Health Department: Make mosquitos unwelcome

Officials offer tips on avoiding threat of West Nile Virus

Screen Shot 2014-05-05 at 8.15.35 PMAlong with warmer weather comes those pesky mosquitos – and the threat of West Nile Virus, says the Chester County Health Department.

Officials want to remind residents that the best way to control mosquitoes, which can transmit the virus to humans, is to get rid of standing water on your property. In a news release, the Health Department strongly recommended the following precautions to reduce the mosquito population in your yard, which in turn will help reduce the risk of West Nile:

  • Empty standing water from flowerpots, buckets, wheelbarrows, pet water dishes, and birdbaths on a regular basis.
  • Drill holes in the bottom of outdoor recycling containers so that water will not collect.
  • Keep your property clear of old tires.
  • Clean roof gutters, particularly if leaves from surrounding trees have a tendency to plug drains.
  • Turn over plastic wading pools when not in use.
  • Aerate ornamental pools or stock them with fish.
  • Clean and chlorinate swimming pools when not in use. A swimming pool left untended for a month can produce enough mosquitoes to result in neighborhood-wide complaints. Mosquitoes can even breed in the water that collects on top of pool covers.
  • For stagnant pools of water that cannot be drained, homeowners can purchase Bti products – commonly called mosquito dunks – at lawn and garden and home improvement stores. Bti is naturally occurring bacteria that kills mosquito larvae but is safe for people, pets, aquatic life and plants.
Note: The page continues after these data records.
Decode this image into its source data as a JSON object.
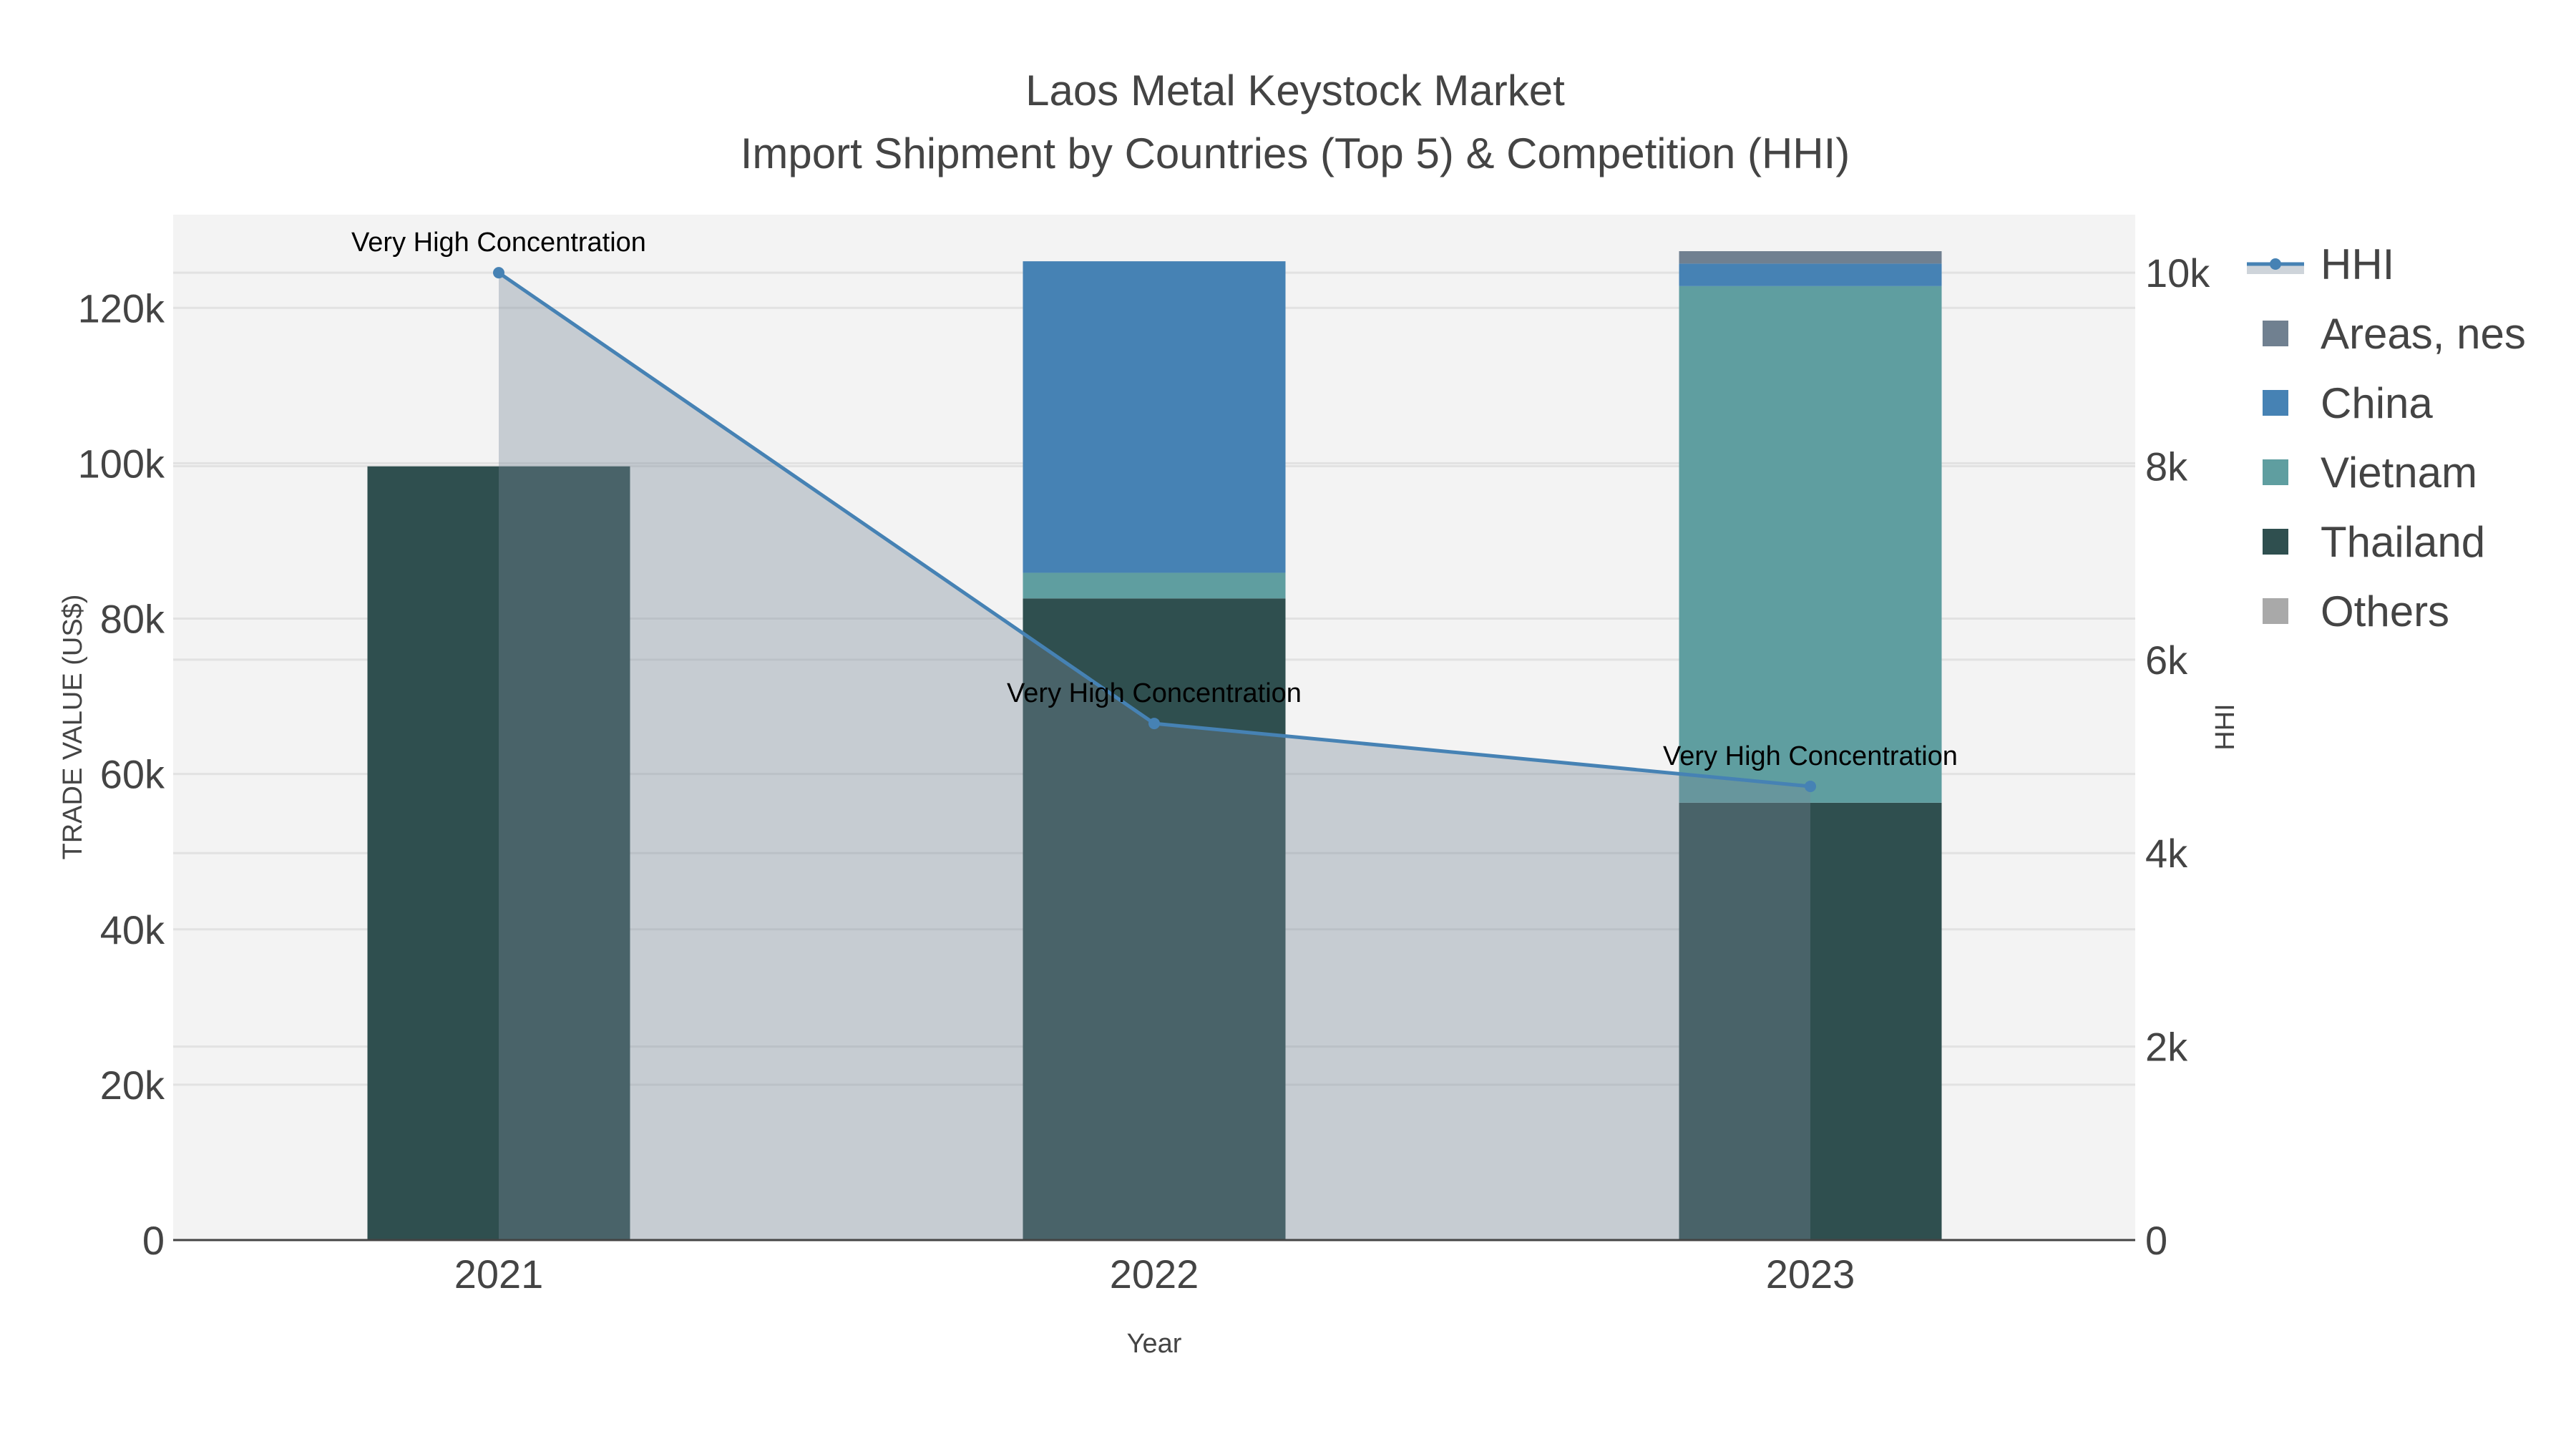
{
  "chart_data": {
    "type": "bar",
    "title": "Laos Metal Keystock Market",
    "subtitle": "Import Shipment by Countries (Top 5) & Competition (HHI)",
    "xlabel": "Year",
    "ylabel": "TRADE VALUE (US$)",
    "y2label": "HHI",
    "categories": [
      "2021",
      "2022",
      "2023"
    ],
    "ylim": [
      0,
      132000
    ],
    "y2lim": [
      0,
      10600
    ],
    "yticks": [
      0,
      20000,
      40000,
      60000,
      80000,
      100000,
      120000
    ],
    "ytick_labels": [
      "0",
      "20k",
      "40k",
      "60k",
      "80k",
      "100k",
      "120k"
    ],
    "y2ticks": [
      0,
      2000,
      4000,
      6000,
      8000,
      10000
    ],
    "y2tick_labels": [
      "0",
      "2k",
      "4k",
      "6k",
      "8k",
      "10k"
    ],
    "barmode": "stack",
    "series": [
      {
        "name": "Thailand",
        "color": "#2F4F4F",
        "values": [
          99600,
          82600,
          56300
        ]
      },
      {
        "name": "Vietnam",
        "color": "#5F9EA0",
        "values": [
          0,
          3300,
          66500
        ]
      },
      {
        "name": "China",
        "color": "#4682B4",
        "values": [
          0,
          40100,
          2900
        ]
      },
      {
        "name": "Areas, nes",
        "color": "#708090",
        "values": [
          0,
          0,
          1600
        ]
      },
      {
        "name": "Others",
        "color": "#A9A9A9",
        "values": [
          0,
          0,
          0
        ]
      }
    ],
    "line": {
      "name": "HHI",
      "axis": "y2",
      "color": "#4682B4",
      "fill": "tozeroy",
      "values": [
        10000,
        5340,
        4690
      ]
    },
    "annotations": [
      "Very High Concentration",
      "Very High Concentration",
      "Very High Concentration"
    ],
    "legend_order": [
      "HHI",
      "Areas, nes",
      "China",
      "Vietnam",
      "Thailand",
      "Others"
    ],
    "legend_position": "right",
    "grid": true
  }
}
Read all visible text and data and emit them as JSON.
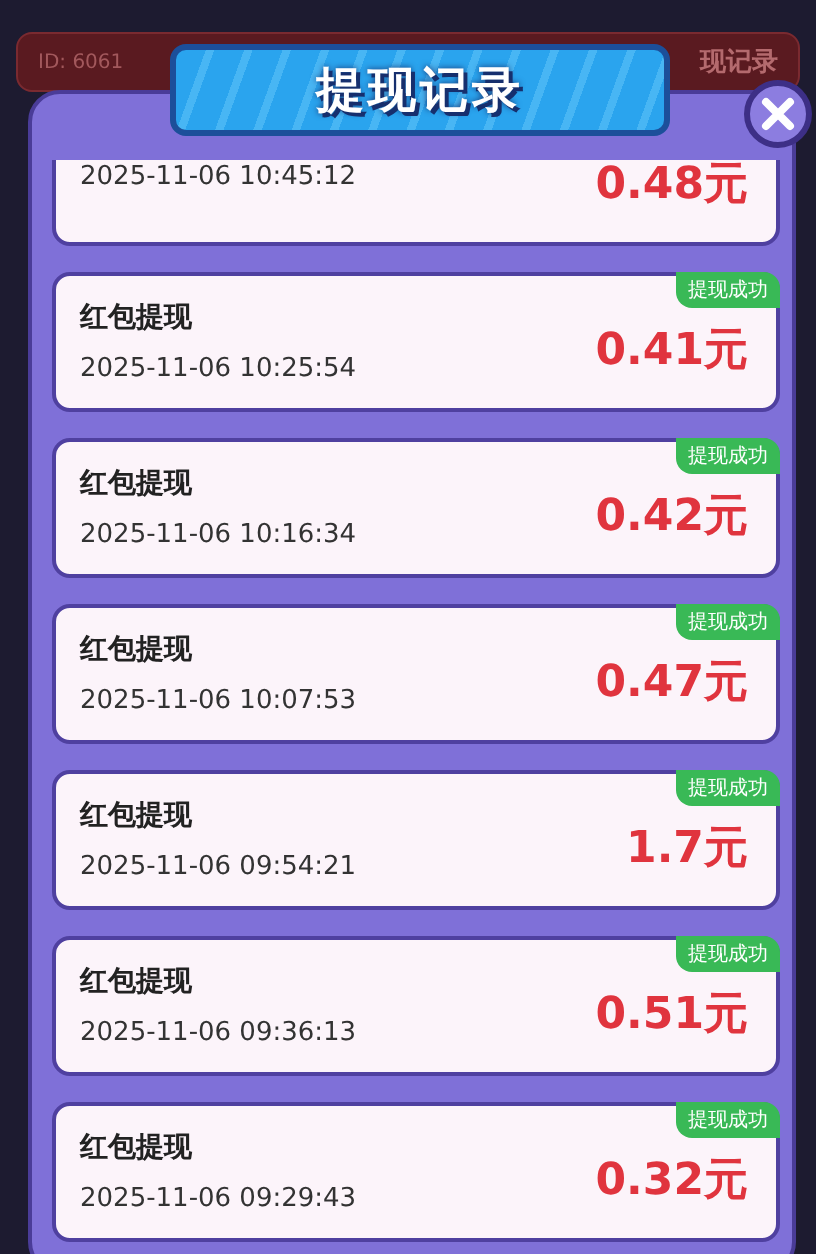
{
  "background_bar": {
    "id_text": "ID: 6061",
    "right_text": "现记录"
  },
  "dialog": {
    "title": "提现记录"
  },
  "records": [
    {
      "time": "2025-11-06 10:45:12",
      "amount": "0.48元"
    },
    {
      "title": "红包提现",
      "time": "2025-11-06 10:25:54",
      "amount": "0.41元",
      "status": "提现成功"
    },
    {
      "title": "红包提现",
      "time": "2025-11-06 10:16:34",
      "amount": "0.42元",
      "status": "提现成功"
    },
    {
      "title": "红包提现",
      "time": "2025-11-06 10:07:53",
      "amount": "0.47元",
      "status": "提现成功"
    },
    {
      "title": "红包提现",
      "time": "2025-11-06 09:54:21",
      "amount": "1.7元",
      "status": "提现成功"
    },
    {
      "title": "红包提现",
      "time": "2025-11-06 09:36:13",
      "amount": "0.51元",
      "status": "提现成功"
    },
    {
      "title": "红包提现",
      "time": "2025-11-06 09:29:43",
      "amount": "0.32元",
      "status": "提现成功"
    }
  ]
}
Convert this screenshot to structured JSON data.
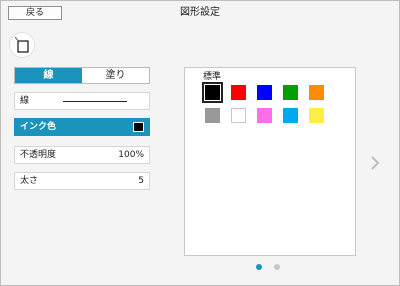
{
  "header": {
    "back_label": "戻る",
    "title": "図形設定"
  },
  "tabs": [
    {
      "label": "線",
      "active": true
    },
    {
      "label": "塗り",
      "active": false
    }
  ],
  "line_row": {
    "label": "線"
  },
  "ink_row": {
    "label": "インク色",
    "color": "#000000"
  },
  "opacity_row": {
    "label": "不透明度",
    "value": "100%"
  },
  "thickness_row": {
    "label": "太さ",
    "value": "5"
  },
  "palette": {
    "label": "標準",
    "selected": "black",
    "swatches": [
      {
        "name": "black",
        "color": "#000000"
      },
      {
        "name": "red",
        "color": "#ff0000"
      },
      {
        "name": "blue",
        "color": "#0000ff"
      },
      {
        "name": "green",
        "color": "#00a000"
      },
      {
        "name": "orange",
        "color": "#ff8c00"
      },
      {
        "name": "gray",
        "color": "#999999"
      },
      {
        "name": "white",
        "color": "#ffffff"
      },
      {
        "name": "pink",
        "color": "#ff6ee6"
      },
      {
        "name": "sky-blue",
        "color": "#00aaee"
      },
      {
        "name": "yellow",
        "color": "#ffee44"
      }
    ]
  },
  "pager": {
    "pages": 2,
    "current": 1
  },
  "colors": {
    "accent": "#1a93bd",
    "inactive_dot": "#c8c8c8",
    "arrow": "#bdbdbd"
  }
}
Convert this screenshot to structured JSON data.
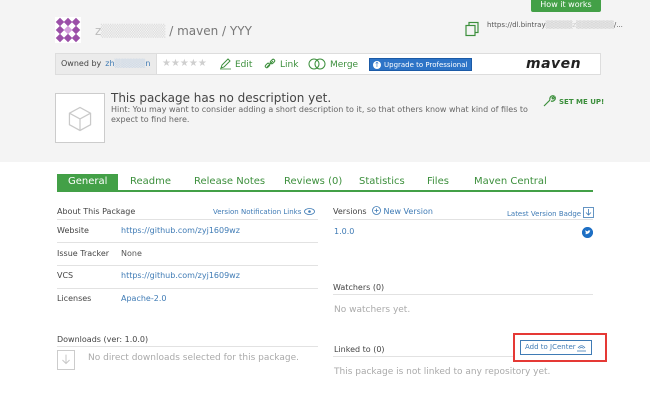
{
  "header": {
    "how_it_works": "How it works",
    "owner_blurred": "z",
    "path": "/ maven / YYY",
    "url": "https://dl.bintray",
    "url_tail": "/..."
  },
  "toolbar": {
    "owned_by": "Owned by",
    "owner_name": "zh",
    "owner_tail": "n",
    "stars": "★★★★★",
    "edit": "Edit",
    "link": "Link",
    "merge": "Merge",
    "upgrade": "Upgrade to Professional",
    "maven": "maven"
  },
  "description": {
    "title": "This package has no description yet.",
    "hint": "Hint: You may want to consider adding a short description to it, so that others know what kind of files to expect to find here.",
    "set_me_up": "SET ME UP!"
  },
  "tabs": [
    {
      "label": "General",
      "active": true
    },
    {
      "label": "Readme"
    },
    {
      "label": "Release Notes"
    },
    {
      "label": "Reviews (0)"
    },
    {
      "label": "Statistics"
    },
    {
      "label": "Files"
    },
    {
      "label": "Maven Central"
    }
  ],
  "about": {
    "title": "About This Package",
    "notification_link": "Version Notification Links",
    "rows": [
      {
        "label": "Website",
        "value": "https://github.com/zyj1609wz",
        "link": true
      },
      {
        "label": "Issue Tracker",
        "value": "None",
        "link": false
      },
      {
        "label": "VCS",
        "value": "https://github.com/zyj1609wz",
        "link": true
      },
      {
        "label": "Licenses",
        "value": "Apache-2.0",
        "link": true
      }
    ]
  },
  "versions": {
    "title": "Versions",
    "new_version": "New Version",
    "latest_badge": "Latest Version Badge",
    "items": [
      "1.0.0"
    ]
  },
  "watchers": {
    "title": "Watchers",
    "count": "(0)",
    "empty": "No watchers yet."
  },
  "downloads": {
    "title": "Downloads",
    "ver": "(ver: 1.0.0)",
    "empty": "No direct downloads selected for this package."
  },
  "linked": {
    "title": "Linked to (0)",
    "add_jcenter": "Add to JCenter",
    "empty": "This package is not linked to any repository yet."
  },
  "colors": {
    "green": "#43a047",
    "link_blue": "#3f7bb5",
    "highlight_red": "#e53935"
  }
}
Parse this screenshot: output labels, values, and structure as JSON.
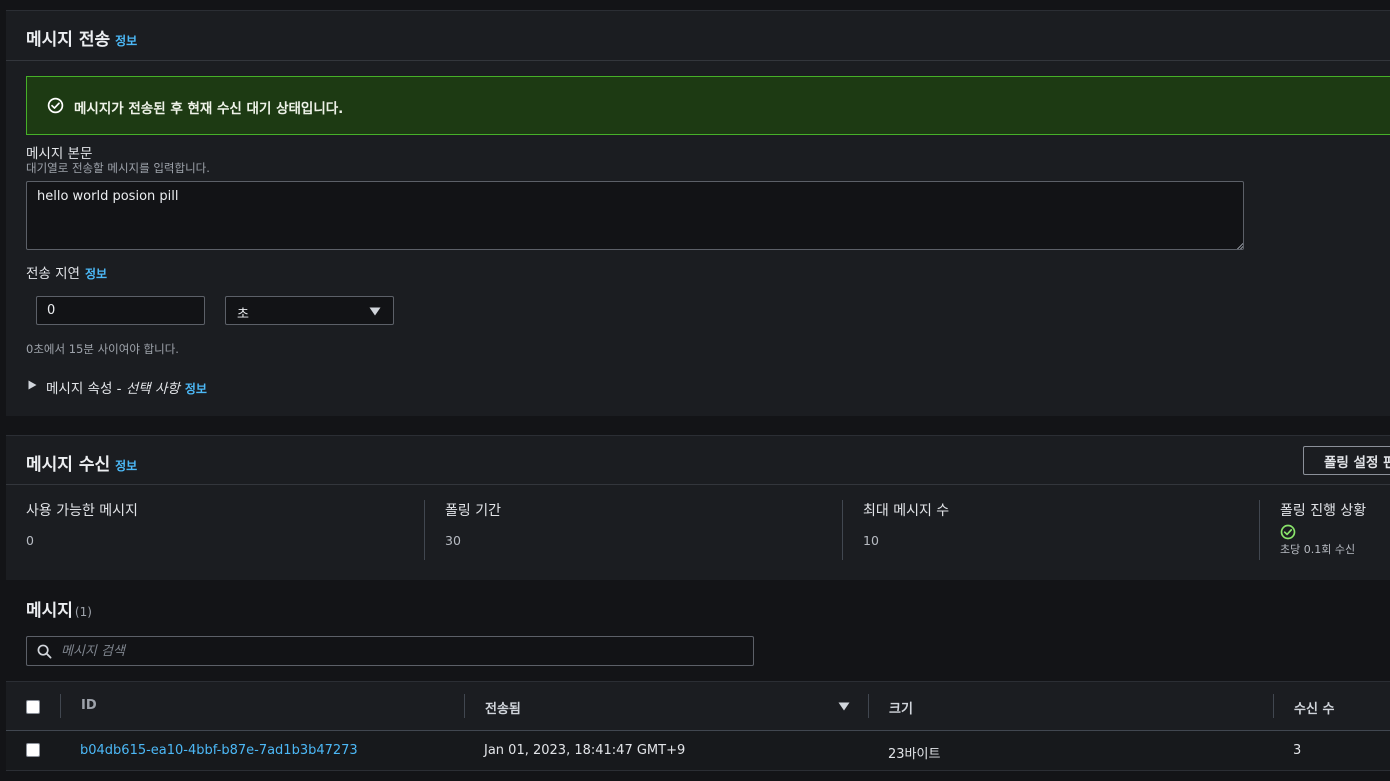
{
  "send": {
    "title": "메시지 전송",
    "info": "정보",
    "flash": "메시지가 전송된 후 현재 수신 대기 상태입니다.",
    "body_label": "메시지 본문",
    "body_desc": "대기열로 전송할 메시지를 입력합니다.",
    "body_value": "hello world posion pill",
    "delay_label": "전송 지연",
    "delay_info": "정보",
    "delay_value": "0",
    "delay_unit": "초",
    "delay_hint": "0초에서 15분 사이여야 합니다.",
    "attributes_label": "메시지 속성 - ",
    "attributes_optional": "선택 사항",
    "attributes_info": "정보"
  },
  "receive": {
    "title": "메시지 수신",
    "info": "정보",
    "poll_settings_button": "폴링 설정 편",
    "stats": [
      {
        "label": "사용 가능한 메시지",
        "value": "0"
      },
      {
        "label": "폴링 기간",
        "value": "30"
      },
      {
        "label": "최대 메시지 수",
        "value": "10"
      }
    ],
    "poll_progress_label": "폴링 진행 상황",
    "poll_progress_icon": "check-circle-icon",
    "poll_progress_note": "초당 0.1회 수신"
  },
  "messages": {
    "title": "메시지",
    "count": "(1)",
    "search_placeholder": "메시지 검색",
    "columns": {
      "id": "ID",
      "sent": "전송됨",
      "size": "크기",
      "receive_count": "수신 수"
    },
    "rows": [
      {
        "id": "b04db615-ea10-4bbf-b87e-7ad1b3b47273",
        "sent": "Jan 01, 2023, 18:41:47 GMT+9",
        "size": "23바이트",
        "receive_count": "3"
      }
    ]
  },
  "colors": {
    "success": "#46b028",
    "link": "#4cb8f6",
    "background": "#131417",
    "panel": "#1b1d21"
  }
}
Personal protection is also important during warmer weather. The Chester County Health Department recommends these simple precautions to prevent mosquito bites: Make sure screens fit tightly over doors and windows to keep mosquitoes out of your home; consider wearing long-sleeved shirts, long pants and socks when outdoors, particularly when mosquitoes are most active at dawn and dusk; when possible, reduce outdoor exposure at dawn and dusk during the summer months; use insect repellants with DEET, picaridin, or oil of lemon eucalyptus, and with your health care provider if you have questions about the use of repellant on children.

For more information about the Chester County West Nile Virus program, visit Chester County residents can be notified about future mosquito spray events through the Chester County web site, by signing up for the Health Department mailing list at, or by viewing the Health Department’s Facebook page or Twitter account.  For questions relating to West Nile Virus prevention, call the Health Department at 610-344-6752

   Send article as PDF   

Share this post:

Related Posts

Leave a Comment

This site uses Akismet to reduce spam. Learn how your comment data is processed.